### TASK INSTRUCTIONS:
Your response should be a copy of each line in the listing below that includes the word "Cliente".

### DATASET ENTRIES:
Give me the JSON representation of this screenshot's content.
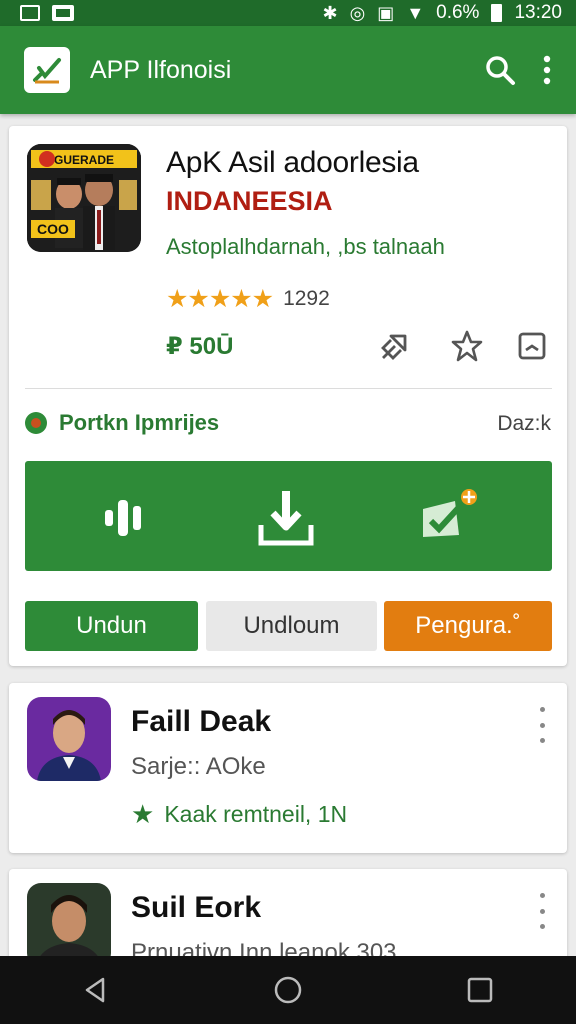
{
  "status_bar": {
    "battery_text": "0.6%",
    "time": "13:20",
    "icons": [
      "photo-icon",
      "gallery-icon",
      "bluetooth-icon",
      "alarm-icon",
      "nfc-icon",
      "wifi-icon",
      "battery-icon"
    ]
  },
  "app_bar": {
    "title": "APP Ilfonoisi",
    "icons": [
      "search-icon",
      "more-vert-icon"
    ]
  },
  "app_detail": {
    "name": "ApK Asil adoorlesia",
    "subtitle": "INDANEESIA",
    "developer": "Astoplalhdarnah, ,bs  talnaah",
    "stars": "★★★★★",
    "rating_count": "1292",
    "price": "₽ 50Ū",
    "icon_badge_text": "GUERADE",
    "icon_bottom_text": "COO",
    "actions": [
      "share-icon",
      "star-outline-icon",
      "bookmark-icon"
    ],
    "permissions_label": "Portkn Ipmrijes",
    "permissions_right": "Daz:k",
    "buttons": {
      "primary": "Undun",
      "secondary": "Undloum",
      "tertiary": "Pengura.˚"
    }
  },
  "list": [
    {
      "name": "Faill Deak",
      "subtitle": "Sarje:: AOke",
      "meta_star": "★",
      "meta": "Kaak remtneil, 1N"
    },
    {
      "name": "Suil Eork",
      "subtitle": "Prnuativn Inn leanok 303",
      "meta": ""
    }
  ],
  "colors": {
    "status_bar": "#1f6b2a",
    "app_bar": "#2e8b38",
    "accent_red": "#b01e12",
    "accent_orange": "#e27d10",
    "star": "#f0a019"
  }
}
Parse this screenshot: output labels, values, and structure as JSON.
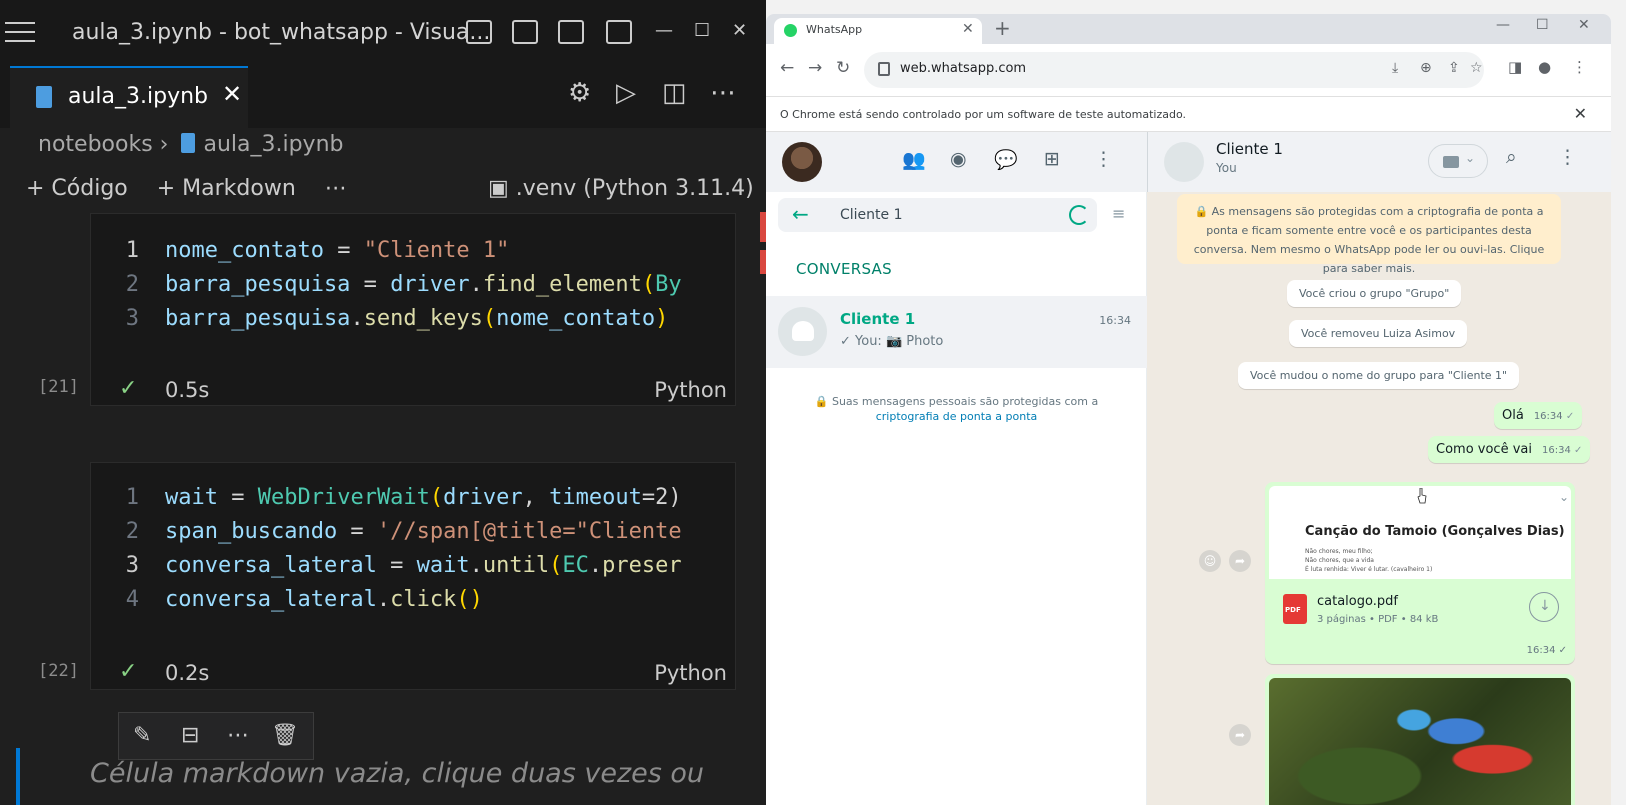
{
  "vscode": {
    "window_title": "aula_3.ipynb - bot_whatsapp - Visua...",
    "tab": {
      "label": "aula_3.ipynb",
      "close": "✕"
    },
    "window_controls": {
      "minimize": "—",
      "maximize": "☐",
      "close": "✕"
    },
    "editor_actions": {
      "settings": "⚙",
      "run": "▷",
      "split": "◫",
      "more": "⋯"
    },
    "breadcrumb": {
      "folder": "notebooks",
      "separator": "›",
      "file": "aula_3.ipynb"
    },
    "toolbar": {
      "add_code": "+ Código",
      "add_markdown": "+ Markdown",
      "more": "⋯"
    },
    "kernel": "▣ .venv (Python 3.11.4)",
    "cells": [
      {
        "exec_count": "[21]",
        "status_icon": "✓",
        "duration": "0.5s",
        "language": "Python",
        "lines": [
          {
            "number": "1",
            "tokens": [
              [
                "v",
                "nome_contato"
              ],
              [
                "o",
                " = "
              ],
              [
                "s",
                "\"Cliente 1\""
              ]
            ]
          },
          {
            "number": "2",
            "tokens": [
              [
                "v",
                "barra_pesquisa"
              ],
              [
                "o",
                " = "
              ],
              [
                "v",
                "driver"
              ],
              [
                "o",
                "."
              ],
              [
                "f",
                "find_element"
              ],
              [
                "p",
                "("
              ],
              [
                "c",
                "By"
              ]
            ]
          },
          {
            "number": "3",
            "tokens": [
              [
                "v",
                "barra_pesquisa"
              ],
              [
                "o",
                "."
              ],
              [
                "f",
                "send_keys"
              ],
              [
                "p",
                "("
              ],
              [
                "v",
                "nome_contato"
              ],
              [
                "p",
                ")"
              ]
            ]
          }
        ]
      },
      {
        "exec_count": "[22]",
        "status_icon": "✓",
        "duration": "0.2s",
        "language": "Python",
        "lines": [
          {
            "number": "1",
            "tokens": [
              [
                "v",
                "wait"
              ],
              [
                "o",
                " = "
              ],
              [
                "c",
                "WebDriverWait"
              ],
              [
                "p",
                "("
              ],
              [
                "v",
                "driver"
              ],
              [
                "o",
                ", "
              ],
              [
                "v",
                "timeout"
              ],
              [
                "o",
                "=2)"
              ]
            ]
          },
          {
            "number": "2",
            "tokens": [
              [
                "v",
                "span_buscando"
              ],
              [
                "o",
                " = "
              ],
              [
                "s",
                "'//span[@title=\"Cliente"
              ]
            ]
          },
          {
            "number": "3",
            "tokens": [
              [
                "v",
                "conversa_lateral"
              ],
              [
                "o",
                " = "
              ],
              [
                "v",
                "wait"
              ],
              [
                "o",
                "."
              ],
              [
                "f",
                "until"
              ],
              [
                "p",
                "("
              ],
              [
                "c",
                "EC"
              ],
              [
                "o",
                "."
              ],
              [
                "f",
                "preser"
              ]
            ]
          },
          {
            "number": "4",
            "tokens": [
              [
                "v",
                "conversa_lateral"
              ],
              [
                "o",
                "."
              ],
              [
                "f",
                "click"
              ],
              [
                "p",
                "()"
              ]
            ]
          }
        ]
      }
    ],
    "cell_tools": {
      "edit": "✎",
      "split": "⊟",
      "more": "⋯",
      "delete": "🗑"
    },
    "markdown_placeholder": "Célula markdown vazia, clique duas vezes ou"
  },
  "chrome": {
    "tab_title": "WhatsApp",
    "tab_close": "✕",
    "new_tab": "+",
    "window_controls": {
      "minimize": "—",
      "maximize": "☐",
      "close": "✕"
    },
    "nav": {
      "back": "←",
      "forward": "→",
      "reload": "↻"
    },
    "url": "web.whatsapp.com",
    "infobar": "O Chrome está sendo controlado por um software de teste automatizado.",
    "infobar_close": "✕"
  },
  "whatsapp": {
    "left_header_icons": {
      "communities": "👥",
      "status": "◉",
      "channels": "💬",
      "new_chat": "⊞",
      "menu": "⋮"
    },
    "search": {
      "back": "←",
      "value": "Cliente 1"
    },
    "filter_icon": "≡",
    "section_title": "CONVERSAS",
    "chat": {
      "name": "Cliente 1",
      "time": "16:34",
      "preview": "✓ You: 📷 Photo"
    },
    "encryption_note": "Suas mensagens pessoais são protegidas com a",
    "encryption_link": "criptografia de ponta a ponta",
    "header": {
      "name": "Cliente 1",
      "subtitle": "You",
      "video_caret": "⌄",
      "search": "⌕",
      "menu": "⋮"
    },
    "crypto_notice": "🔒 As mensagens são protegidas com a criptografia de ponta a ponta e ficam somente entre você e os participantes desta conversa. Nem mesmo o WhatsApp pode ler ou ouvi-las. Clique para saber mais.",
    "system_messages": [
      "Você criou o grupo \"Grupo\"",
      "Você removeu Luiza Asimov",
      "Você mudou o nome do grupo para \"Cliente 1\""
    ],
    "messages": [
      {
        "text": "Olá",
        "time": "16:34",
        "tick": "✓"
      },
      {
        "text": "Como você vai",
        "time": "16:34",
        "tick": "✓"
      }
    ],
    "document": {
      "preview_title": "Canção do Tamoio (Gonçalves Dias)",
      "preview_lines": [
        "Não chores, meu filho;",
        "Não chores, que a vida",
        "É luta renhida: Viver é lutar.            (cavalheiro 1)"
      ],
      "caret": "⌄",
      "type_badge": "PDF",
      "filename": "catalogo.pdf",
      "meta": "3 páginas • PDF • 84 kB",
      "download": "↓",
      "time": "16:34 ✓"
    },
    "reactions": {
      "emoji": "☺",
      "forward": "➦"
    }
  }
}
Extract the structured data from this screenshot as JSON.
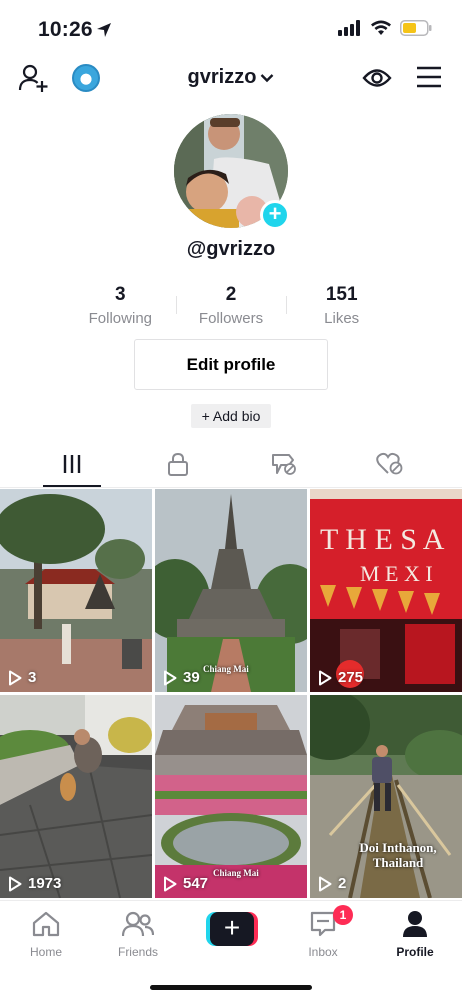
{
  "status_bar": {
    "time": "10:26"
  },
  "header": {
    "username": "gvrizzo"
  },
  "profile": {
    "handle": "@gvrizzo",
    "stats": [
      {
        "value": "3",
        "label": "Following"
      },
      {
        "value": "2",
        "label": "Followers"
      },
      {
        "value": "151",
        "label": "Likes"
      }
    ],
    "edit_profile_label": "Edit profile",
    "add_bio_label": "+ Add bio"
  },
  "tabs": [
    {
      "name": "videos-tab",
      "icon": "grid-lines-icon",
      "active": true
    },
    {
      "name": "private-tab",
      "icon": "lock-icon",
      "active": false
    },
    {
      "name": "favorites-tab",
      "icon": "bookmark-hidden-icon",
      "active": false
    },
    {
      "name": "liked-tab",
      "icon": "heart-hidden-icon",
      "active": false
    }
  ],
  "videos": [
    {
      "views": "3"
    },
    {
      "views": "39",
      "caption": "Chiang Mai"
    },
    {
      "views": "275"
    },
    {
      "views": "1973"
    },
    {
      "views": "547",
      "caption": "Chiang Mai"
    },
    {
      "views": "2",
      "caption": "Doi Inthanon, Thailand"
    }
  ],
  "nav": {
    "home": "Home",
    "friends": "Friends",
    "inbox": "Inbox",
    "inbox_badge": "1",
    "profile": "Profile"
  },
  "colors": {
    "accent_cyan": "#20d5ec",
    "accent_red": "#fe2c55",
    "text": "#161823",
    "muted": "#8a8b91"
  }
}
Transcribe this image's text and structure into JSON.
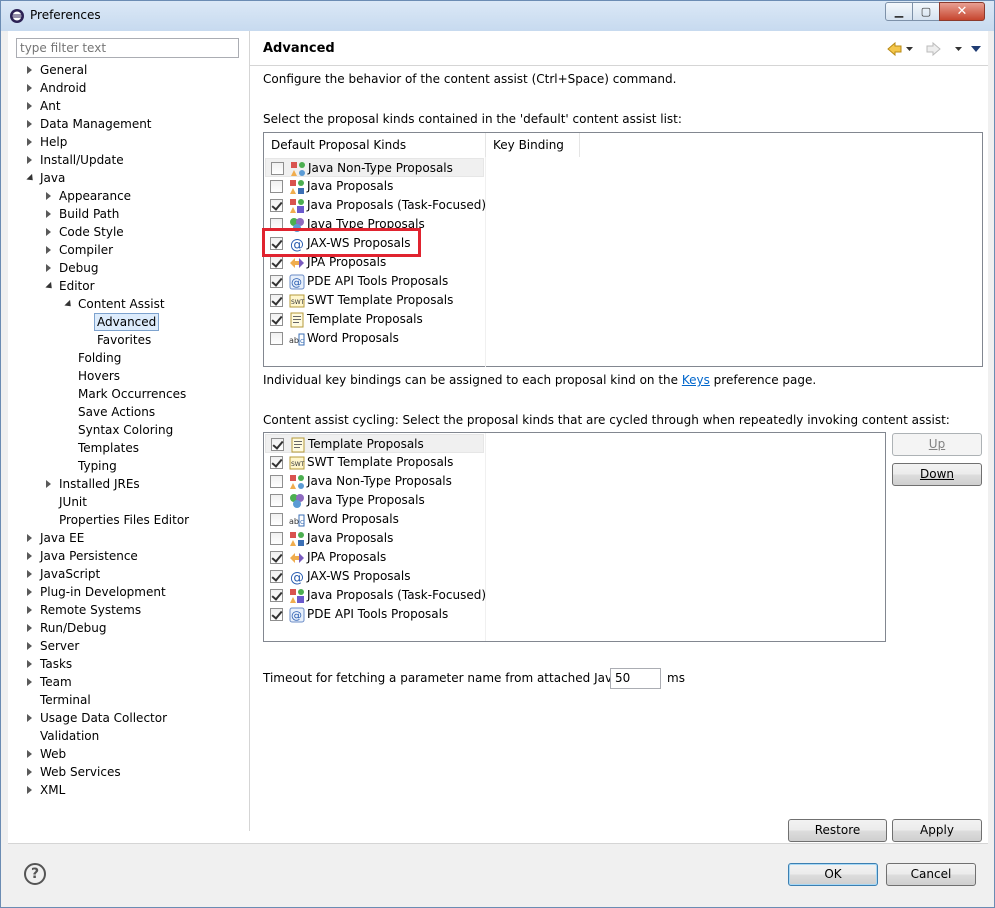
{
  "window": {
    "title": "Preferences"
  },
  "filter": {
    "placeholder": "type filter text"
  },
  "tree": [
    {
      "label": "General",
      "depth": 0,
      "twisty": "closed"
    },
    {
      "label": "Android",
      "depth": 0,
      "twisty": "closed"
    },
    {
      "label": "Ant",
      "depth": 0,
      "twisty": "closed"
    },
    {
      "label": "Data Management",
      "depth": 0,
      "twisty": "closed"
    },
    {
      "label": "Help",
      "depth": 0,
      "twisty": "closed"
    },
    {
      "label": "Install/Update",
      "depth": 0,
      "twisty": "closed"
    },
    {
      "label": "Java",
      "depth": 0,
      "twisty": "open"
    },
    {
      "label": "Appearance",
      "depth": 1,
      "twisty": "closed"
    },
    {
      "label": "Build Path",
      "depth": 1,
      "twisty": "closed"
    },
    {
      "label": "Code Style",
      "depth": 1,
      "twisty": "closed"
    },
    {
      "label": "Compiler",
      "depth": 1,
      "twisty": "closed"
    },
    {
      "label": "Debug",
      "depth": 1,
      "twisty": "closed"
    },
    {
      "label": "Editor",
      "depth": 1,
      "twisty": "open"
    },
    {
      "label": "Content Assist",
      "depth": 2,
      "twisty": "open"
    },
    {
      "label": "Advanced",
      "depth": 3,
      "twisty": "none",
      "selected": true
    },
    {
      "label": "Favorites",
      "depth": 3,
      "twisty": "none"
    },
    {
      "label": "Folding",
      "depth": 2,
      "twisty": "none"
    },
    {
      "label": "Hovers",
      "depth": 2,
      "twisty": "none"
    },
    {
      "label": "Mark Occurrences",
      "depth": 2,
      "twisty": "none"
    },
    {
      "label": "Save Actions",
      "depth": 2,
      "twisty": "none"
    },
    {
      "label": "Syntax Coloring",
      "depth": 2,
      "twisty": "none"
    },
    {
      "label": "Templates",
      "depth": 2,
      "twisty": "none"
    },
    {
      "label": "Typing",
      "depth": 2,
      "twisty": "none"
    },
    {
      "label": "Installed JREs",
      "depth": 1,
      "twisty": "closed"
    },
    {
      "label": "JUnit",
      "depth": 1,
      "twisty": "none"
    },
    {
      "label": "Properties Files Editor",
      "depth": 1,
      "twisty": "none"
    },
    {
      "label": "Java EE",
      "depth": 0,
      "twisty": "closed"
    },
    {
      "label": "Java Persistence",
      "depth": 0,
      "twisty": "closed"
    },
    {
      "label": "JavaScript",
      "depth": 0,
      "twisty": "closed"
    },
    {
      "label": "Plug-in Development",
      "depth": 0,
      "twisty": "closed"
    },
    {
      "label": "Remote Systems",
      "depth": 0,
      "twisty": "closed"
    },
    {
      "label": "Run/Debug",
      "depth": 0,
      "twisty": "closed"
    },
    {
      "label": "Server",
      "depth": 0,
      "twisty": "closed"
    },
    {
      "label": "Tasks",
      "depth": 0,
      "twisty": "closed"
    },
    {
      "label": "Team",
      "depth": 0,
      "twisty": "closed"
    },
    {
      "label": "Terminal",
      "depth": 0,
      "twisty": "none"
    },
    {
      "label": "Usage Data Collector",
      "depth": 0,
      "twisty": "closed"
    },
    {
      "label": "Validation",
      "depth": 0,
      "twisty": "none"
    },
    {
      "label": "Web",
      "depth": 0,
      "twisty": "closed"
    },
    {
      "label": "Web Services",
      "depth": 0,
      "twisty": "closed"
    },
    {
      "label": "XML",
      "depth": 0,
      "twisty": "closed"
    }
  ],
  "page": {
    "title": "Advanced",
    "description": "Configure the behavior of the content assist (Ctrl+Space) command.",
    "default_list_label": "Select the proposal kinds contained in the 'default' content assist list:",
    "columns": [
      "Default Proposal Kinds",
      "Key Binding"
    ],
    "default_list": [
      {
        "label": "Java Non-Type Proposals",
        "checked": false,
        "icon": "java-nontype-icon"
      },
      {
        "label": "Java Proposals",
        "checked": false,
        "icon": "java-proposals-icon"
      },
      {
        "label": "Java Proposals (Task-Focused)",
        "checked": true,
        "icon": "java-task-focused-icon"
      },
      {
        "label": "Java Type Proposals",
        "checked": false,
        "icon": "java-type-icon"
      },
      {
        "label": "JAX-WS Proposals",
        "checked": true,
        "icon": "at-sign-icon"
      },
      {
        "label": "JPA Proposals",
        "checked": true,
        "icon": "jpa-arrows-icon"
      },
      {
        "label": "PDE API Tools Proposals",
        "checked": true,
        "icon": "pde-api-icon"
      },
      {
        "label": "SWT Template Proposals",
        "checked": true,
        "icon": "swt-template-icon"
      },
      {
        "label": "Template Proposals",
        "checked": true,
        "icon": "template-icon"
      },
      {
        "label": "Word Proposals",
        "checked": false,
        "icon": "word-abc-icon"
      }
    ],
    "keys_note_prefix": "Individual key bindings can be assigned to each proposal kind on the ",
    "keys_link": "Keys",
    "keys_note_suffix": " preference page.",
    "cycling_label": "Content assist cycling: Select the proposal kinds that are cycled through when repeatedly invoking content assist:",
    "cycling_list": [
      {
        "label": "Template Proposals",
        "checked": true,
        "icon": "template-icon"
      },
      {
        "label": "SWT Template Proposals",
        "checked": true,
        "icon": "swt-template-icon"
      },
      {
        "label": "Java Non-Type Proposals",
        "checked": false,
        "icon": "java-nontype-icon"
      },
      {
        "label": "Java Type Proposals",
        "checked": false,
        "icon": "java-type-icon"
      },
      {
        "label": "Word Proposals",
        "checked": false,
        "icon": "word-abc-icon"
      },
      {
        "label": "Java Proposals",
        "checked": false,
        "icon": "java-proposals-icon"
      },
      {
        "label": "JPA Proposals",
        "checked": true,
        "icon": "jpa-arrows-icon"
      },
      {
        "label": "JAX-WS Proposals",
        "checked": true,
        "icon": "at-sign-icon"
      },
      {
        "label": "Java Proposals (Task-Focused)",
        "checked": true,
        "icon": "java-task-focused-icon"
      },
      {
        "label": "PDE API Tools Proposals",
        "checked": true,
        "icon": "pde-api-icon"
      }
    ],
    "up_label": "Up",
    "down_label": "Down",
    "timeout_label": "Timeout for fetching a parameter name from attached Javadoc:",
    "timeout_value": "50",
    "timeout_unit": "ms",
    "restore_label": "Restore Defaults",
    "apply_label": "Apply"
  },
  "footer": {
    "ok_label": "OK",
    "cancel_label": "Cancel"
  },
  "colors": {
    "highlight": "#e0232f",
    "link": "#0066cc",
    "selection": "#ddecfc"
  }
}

### RESULT OF THIS TASK:
                "\"Cliente 1\""
                "'//span[@title=\"Cliente"
      "value": "Cliente 1"
      "name": "Cliente 1",
      "name": "Cliente 1",
      "Você mudou o nome do grupo para \"Cliente 1\""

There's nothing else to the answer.